What is expected >>
Lines in the data below that contain the word "value" are to be copied.
───── Information provided ─────
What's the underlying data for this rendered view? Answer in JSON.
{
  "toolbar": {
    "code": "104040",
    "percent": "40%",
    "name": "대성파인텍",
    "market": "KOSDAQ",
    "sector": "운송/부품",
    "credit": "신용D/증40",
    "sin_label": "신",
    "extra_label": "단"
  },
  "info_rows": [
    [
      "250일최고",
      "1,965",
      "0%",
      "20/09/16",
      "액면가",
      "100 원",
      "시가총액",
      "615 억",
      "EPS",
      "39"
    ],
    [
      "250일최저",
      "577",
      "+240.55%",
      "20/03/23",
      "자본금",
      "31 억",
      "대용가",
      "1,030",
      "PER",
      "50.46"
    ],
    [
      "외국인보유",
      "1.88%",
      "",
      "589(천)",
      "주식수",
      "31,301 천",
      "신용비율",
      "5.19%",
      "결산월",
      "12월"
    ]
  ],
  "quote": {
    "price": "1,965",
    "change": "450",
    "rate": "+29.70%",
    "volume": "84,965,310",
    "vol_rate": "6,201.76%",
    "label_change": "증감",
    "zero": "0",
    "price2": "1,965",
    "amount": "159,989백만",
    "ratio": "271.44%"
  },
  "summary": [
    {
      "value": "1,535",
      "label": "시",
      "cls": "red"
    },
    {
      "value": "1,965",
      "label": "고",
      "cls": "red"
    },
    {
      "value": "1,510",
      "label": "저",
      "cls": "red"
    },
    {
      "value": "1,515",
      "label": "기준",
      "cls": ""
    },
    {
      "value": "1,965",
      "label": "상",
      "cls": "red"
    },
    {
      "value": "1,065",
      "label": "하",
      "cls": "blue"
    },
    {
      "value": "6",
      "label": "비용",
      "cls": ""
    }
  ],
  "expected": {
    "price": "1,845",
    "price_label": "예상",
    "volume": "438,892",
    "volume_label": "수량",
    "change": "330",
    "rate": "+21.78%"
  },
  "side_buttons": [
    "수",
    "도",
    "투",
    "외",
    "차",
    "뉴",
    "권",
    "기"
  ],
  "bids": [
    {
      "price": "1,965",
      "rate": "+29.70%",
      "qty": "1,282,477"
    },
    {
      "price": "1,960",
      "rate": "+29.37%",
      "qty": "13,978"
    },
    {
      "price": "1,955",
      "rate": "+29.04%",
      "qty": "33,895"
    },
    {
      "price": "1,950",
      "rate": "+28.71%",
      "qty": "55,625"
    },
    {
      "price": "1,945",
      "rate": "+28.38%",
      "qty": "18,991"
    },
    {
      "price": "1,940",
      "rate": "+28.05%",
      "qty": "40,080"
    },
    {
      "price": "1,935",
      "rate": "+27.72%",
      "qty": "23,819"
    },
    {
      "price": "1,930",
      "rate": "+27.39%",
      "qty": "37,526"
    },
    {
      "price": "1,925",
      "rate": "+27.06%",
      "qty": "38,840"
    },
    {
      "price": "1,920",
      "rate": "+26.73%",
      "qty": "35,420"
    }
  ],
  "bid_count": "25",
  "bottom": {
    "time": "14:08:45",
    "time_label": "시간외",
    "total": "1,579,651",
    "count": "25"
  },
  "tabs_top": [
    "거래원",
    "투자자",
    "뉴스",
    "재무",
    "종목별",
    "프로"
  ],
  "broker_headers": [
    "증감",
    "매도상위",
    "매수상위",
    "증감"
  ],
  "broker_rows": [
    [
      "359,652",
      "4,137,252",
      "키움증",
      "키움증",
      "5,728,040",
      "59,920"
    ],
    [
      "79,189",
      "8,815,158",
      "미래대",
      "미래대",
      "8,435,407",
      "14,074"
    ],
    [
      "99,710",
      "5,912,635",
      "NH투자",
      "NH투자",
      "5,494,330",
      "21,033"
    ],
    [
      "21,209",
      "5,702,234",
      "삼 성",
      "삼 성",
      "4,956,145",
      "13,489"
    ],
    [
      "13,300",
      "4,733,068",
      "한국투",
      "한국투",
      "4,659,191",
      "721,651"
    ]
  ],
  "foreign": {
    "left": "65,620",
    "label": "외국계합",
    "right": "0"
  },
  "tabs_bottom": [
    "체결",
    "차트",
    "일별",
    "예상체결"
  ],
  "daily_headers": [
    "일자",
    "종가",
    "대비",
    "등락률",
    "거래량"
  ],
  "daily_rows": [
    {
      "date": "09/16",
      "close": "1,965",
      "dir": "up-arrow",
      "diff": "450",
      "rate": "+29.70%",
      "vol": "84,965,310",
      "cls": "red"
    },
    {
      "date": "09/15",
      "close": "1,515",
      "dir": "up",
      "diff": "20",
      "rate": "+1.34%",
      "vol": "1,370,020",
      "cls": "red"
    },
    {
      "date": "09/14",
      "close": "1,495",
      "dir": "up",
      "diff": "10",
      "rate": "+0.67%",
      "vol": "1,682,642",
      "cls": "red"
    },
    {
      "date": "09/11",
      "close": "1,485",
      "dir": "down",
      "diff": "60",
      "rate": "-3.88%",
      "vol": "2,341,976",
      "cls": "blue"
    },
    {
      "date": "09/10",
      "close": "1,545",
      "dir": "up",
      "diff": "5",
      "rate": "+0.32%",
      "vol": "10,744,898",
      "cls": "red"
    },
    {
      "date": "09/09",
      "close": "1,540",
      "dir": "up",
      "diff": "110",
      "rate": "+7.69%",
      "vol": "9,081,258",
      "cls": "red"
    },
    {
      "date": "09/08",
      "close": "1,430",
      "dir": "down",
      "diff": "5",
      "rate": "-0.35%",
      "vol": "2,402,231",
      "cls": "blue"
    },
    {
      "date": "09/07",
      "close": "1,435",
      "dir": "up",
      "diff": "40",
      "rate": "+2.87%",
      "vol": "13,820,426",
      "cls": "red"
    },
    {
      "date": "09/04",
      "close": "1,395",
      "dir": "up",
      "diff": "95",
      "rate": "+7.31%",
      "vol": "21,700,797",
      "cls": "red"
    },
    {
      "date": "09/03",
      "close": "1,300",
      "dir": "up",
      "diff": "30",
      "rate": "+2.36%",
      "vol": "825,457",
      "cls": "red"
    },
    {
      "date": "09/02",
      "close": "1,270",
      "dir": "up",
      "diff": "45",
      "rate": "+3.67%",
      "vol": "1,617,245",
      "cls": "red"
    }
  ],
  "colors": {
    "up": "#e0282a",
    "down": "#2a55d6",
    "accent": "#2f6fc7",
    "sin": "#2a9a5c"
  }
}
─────
The answer >>
      "value": "1,535",
      "value": "1,965",
      "value": "1,510",
      "value": "1,515",
      "value": "1,965",
      "value": "1,065",
      "value": "6",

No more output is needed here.